→ **TASK PROMPT**
Please give the number of lines in the entries below that hold "JSON", with no other words.

→ **Web page and app entries**
_ _ _
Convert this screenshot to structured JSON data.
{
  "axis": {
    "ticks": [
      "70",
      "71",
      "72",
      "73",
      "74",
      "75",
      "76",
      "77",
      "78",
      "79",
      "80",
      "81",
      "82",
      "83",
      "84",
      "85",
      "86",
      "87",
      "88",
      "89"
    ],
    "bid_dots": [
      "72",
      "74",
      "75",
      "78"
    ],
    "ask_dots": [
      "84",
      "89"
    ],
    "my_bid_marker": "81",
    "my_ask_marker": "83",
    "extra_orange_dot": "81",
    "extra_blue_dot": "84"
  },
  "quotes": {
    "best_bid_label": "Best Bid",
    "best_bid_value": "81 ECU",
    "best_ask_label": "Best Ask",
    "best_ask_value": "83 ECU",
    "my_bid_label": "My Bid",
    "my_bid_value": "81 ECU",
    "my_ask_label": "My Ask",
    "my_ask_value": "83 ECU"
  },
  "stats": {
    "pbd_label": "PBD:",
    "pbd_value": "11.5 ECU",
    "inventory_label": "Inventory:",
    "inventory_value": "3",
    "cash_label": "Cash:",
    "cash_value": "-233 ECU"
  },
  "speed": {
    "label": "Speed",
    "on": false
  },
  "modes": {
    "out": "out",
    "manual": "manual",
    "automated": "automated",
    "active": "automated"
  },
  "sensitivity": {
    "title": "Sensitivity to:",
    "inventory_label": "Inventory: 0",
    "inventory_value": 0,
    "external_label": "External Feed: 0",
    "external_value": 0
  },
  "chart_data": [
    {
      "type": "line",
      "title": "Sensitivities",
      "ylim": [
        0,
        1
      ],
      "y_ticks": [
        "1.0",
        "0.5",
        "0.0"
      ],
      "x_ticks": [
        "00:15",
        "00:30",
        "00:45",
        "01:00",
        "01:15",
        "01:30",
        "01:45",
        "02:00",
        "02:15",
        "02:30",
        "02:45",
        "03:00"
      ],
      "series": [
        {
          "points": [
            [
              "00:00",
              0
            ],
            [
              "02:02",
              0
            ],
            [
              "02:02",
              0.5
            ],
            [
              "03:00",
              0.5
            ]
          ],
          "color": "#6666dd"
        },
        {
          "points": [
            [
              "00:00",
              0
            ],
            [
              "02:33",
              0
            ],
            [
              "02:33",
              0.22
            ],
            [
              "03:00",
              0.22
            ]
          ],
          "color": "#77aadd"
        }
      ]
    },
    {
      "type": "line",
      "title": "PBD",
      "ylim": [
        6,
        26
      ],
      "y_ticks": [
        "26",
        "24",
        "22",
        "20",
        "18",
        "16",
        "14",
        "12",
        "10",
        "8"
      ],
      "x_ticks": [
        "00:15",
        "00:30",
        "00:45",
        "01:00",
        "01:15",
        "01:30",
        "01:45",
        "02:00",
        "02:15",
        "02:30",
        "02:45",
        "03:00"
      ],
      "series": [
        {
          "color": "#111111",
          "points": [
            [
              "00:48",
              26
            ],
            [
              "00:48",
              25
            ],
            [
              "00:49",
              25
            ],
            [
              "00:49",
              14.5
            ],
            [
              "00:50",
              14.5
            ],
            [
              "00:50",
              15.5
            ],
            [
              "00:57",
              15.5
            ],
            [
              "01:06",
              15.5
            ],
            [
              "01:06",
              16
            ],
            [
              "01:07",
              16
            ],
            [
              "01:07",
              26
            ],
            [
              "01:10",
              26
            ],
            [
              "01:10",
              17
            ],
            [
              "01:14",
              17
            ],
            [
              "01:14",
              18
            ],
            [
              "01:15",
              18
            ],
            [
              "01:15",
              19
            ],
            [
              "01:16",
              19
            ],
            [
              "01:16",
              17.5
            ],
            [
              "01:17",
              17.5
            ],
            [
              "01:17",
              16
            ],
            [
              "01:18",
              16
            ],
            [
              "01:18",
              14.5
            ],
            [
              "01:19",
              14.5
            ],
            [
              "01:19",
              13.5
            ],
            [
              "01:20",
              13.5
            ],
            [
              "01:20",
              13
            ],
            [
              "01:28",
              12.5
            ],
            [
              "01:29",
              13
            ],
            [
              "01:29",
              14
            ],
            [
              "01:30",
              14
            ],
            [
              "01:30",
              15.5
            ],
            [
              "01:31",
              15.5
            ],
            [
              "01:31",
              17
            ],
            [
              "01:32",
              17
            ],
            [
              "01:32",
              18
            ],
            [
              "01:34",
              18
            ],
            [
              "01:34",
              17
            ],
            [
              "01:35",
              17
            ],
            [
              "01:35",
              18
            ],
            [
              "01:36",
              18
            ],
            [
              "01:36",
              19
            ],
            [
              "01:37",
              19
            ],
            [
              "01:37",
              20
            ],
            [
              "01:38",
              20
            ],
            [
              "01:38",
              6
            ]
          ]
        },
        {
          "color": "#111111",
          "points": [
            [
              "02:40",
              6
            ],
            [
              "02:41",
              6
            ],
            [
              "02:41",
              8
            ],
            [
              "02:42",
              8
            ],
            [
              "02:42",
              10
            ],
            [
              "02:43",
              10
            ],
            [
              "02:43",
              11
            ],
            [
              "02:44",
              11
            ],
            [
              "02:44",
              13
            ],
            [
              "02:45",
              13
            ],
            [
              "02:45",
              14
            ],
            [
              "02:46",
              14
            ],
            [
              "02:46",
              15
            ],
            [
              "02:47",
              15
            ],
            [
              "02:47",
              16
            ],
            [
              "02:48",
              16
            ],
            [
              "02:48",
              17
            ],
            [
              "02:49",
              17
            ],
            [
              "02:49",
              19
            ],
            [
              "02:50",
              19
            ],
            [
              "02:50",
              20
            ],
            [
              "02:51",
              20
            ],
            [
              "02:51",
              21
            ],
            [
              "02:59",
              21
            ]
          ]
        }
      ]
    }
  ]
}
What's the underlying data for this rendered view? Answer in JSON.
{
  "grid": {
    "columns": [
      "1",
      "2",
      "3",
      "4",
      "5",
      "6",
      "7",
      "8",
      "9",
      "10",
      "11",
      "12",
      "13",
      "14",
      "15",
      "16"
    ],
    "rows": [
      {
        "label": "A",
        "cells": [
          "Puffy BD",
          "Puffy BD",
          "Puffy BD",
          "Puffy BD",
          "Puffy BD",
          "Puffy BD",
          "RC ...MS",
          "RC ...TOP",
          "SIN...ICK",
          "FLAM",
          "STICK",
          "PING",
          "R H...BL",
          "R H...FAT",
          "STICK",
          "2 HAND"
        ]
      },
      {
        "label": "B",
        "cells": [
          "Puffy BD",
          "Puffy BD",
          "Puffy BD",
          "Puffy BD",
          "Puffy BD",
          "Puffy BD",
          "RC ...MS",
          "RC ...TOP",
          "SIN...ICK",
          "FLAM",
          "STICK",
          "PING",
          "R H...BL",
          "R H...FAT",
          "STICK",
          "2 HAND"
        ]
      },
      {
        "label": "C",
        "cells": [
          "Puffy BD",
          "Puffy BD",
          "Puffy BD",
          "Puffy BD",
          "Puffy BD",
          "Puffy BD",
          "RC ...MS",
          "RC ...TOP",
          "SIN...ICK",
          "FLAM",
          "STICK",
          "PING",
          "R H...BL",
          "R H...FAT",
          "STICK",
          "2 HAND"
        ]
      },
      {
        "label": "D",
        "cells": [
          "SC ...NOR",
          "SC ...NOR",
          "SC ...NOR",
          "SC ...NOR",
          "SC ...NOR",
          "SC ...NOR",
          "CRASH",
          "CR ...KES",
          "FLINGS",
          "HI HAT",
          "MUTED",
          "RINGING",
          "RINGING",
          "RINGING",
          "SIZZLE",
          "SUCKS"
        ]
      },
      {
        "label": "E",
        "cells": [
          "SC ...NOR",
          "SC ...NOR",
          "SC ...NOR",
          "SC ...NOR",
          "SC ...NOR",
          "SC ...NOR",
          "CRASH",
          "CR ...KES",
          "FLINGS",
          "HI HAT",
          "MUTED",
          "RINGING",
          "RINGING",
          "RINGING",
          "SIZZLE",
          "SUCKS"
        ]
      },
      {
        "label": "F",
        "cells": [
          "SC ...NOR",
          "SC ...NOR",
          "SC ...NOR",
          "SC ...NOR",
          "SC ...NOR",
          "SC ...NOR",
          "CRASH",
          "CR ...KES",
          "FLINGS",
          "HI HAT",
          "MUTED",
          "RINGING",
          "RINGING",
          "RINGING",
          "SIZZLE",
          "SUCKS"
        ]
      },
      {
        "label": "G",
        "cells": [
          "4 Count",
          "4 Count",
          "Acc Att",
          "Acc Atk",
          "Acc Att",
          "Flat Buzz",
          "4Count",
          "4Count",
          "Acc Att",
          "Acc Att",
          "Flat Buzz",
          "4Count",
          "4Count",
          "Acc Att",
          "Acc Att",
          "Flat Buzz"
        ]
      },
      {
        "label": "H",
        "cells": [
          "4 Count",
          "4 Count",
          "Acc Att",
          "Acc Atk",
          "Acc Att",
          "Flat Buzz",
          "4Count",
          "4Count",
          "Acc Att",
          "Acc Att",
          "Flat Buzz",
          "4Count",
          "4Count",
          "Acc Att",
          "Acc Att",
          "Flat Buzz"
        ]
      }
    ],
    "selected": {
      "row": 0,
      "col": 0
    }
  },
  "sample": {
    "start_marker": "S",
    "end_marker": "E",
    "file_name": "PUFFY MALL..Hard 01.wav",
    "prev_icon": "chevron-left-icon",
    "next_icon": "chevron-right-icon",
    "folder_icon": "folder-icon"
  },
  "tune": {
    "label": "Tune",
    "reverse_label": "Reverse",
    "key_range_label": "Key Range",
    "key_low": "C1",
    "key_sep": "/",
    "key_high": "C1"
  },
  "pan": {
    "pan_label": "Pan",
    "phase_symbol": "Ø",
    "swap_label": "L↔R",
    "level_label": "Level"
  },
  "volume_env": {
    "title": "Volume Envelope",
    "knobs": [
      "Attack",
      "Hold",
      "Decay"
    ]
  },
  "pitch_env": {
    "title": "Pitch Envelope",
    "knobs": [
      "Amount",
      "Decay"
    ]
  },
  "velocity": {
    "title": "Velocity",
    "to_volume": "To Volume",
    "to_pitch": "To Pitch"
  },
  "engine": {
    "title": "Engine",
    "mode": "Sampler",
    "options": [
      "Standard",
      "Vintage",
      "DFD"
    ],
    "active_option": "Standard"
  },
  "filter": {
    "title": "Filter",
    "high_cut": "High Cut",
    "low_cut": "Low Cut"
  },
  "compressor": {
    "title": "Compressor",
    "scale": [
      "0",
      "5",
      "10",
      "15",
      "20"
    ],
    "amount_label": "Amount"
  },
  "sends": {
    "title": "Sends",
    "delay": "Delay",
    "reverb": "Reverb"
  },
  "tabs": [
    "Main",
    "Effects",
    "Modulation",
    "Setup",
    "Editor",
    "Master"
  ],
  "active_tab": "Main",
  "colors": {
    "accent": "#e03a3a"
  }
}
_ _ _
→ **RESPONSE TO THE EXERCISE**
2